Manhattan Office Market Improves, but There’s Still Plenty of Space Available
The Manhattan office leasing market has once again notched its most successful month of leasing since January 2020, the pre-pandemic benchmark for a recovery, but there’s still plenty of space available in the borough’s key submarkets, according to October data released by Colliers International.
The brokerage found that 2.7 million square feet of office space had been leased in October, up 10.8 percent from September and 52.9 percent from October 2020, when 1.8 million square feet was leased.
However, some office market metrics are trending in a negative direction on a year-over-year basis. Average asking rents in Manhattan are down — from $76.20 per square foot a year ago to $73.66 last month — and availability is up from 12.9 percent in October 2020 to 17 percent in October.
“Demand is picking up but there’s all these massive blocks of supply that are still being added to the market,” said Franklin Wallach, a senior managing director for research at Colliers.
He pointed to buildings like 2 Manhattan West and 66 Hudson Boulevard, a.k.a. The Spiral, hitting the market in Midtown South and driving up asking rents there. Wallach also argued that some of the large blocks of space that have come up for rent recently were not caused by the pandemic, but were instead opened up by tenants migrating from Midtown to other markets, including Midtown South and Downtown.
However, Class B and C space coming back online have depressed asking rents in other submarkets. Wallach noted that 4 million square feet of former flex coworking space has returned to the market since March 2020, usually after the operator and the landlord struck a deal to surrender the space before the end of a lease.
And it’s possible that the office availability rates in Manhattan could increase even more in the coming months.
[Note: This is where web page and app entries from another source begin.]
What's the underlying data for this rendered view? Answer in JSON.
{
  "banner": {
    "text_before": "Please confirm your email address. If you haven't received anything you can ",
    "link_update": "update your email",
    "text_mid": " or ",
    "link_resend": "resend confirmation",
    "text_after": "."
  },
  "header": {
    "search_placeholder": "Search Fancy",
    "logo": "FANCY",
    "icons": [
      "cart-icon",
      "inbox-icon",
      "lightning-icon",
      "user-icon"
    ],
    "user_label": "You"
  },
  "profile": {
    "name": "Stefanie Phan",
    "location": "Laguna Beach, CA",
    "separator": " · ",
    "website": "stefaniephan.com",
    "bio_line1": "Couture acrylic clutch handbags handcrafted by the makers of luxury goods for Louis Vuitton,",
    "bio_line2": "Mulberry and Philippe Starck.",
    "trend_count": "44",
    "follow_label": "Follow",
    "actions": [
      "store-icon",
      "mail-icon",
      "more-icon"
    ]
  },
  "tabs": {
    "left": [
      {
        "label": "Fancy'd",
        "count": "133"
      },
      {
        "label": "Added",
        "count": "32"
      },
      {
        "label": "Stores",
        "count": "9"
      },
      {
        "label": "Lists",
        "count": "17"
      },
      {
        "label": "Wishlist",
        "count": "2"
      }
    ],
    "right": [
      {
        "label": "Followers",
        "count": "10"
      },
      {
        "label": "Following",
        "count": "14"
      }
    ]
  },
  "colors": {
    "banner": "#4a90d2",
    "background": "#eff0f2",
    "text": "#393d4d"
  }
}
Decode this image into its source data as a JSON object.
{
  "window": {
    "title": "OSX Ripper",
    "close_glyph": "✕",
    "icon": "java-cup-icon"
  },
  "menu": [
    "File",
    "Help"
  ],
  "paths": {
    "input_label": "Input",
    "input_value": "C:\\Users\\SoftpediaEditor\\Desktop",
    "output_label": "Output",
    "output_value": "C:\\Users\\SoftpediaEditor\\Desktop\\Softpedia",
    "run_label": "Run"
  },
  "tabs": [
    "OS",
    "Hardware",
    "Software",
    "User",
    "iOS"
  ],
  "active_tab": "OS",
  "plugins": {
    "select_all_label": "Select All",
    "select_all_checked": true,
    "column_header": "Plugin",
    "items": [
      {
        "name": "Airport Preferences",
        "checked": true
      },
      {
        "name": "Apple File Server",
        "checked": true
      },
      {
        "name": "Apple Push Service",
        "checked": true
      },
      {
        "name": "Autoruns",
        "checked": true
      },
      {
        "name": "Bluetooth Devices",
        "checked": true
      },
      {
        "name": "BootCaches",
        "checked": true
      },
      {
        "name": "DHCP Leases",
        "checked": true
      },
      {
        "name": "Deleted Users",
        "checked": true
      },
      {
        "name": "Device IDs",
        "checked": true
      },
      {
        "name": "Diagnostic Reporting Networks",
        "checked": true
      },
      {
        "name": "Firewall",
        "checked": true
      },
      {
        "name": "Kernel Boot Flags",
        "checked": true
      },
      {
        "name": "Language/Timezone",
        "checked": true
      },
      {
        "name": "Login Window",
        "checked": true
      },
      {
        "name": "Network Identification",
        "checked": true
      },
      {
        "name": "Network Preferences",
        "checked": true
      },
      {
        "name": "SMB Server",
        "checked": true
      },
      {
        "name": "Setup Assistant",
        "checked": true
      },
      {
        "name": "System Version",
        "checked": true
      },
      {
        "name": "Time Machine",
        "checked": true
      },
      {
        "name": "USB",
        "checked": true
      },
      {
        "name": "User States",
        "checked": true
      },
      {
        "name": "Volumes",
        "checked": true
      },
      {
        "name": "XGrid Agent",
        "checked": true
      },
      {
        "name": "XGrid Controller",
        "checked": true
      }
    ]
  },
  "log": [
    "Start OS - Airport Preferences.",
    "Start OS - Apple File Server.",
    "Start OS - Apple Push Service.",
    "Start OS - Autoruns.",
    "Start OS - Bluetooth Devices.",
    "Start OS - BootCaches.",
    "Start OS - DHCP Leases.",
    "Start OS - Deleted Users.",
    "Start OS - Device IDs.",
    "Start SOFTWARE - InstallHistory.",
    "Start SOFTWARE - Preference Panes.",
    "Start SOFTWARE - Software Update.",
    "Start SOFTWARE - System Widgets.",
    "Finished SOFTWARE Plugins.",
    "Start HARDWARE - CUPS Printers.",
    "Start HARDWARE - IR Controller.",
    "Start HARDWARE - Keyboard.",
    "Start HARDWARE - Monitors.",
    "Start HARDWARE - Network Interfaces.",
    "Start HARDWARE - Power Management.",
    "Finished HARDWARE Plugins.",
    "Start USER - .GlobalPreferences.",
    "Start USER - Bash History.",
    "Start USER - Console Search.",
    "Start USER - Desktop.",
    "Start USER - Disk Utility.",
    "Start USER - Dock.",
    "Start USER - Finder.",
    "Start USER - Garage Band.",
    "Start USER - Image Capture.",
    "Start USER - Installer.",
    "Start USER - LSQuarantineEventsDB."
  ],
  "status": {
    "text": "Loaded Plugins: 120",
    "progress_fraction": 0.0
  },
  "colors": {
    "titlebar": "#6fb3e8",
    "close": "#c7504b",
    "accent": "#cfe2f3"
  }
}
Wallach pointed to buildings such as 60 Wall Street, 660 Fifth Avenue and One Madison Avenue, all of which are under renovation after losing their anchor tenants.
“There are still large blocks that we’re expecting to enter the availability rate in late 2021 and early 2022, unless there’s some significant leasing activity that would take those spaces off the market,” he explained. “Will there be strong enough demand to have positive absorption and tightening availability?”
January 2020 represents the pre-pandemic benchmark for the Manhattan office market, Wallach said. Roughly 3.5 million square feet of space was leased that month, and that was true for the entirety of 2019. Whenever the market returns to that level of leasing, then things will be, essentially, back to normal, according to Wallach.
Rebecca Baird-Remba can be reached at firstname.lastname@example.org.